So here’s the thing – I imagine that many people will come at the new Boutiques from one of two angles; there will be those who want to compare these to the originals and complain about the fact these are digital incarnations and therefore nowhere near as good as the real thing, and if that’s your only interest, then you’ll need to be happy to part with an astonishing amount of money for an original.
Yet there will also be those who simply don’t have large funds at their disposal but just want to explore worlds they’ve not been able to before, and if that’s you, then go ahead – you will not be disappointed.
I’ve had the most amazing amount of fun with these Boutiques and found them to be solidly built, great sounding and offering far more than a passing resemblance to the real things.
I imagine the reason I can hear differences is more down to the ageing circuitry I’ve heard before now, whereas these are sensibly priced and will not require maintenance any time soon. Throw into the equation the addition of things like USB and MIDI (in the case of the TB-03) and you really would be hard pushed to go wrong.
Would I swap my TR-909 for a TR-09? Well, no, I wouldn’t, but that’s because I have one I bought years ago. Would I buy a TR-09 if I didn’t have a 909? In the blink of an eye, yes.
This threesome deserves some serious praise on many levels, with special plaudits going to the TB-03, which, with its similar form factor to the original, is going to make many people very happy.
My biggest wish is that the VP-03 had more polyphony, which I feel is a huge shame, but if you can work with six notes, the recreations are faithful and beautiful, and if you’re after some groovebox-type fun, you will adore the 09 and 03! As the Fatboy himself said: ‘Everybody needs a TB-03…’ (well, nearly, anyway!)
Roland Boutique Series Key Features
● Three new takes on old classics

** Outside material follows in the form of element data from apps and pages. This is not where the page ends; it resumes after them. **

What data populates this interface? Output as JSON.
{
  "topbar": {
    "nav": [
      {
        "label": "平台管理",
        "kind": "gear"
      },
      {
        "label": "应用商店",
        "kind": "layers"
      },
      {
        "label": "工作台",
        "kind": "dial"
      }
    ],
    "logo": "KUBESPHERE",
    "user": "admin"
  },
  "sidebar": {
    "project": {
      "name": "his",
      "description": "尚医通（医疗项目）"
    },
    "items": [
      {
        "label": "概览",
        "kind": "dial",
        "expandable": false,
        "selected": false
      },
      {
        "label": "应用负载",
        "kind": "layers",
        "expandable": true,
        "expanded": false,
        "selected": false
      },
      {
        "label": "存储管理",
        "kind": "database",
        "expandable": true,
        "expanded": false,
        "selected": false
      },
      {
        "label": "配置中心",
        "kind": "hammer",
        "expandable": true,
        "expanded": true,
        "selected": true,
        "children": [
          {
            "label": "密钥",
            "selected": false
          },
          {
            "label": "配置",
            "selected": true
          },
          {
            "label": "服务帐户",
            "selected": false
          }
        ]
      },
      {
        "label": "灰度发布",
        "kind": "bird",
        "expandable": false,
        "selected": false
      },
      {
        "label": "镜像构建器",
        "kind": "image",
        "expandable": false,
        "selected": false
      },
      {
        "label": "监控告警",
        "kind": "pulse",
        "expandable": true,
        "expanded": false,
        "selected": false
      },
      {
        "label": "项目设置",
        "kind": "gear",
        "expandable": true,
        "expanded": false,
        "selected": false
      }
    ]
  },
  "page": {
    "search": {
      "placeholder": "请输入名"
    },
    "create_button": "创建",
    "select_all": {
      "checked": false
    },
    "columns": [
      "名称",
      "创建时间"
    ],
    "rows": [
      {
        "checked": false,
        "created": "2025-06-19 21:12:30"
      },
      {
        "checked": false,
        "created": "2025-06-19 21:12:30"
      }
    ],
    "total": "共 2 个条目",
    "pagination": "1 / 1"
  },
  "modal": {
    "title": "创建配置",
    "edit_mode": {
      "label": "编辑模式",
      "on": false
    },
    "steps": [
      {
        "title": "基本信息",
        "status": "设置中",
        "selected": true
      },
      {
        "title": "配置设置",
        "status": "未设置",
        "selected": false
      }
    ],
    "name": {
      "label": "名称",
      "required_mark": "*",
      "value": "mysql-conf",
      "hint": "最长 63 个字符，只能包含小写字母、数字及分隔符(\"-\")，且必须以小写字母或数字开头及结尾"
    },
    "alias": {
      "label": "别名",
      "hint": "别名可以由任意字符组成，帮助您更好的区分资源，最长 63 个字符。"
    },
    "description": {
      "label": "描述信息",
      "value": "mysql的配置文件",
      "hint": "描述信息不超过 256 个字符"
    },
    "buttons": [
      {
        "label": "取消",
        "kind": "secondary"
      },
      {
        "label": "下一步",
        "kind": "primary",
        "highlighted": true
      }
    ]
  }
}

● MIDI and USB implementation, unlike the originals
● Further connectivity to analogue and Eurorack equipment
● Powered by batteries or USB
● Sonically very close to the originals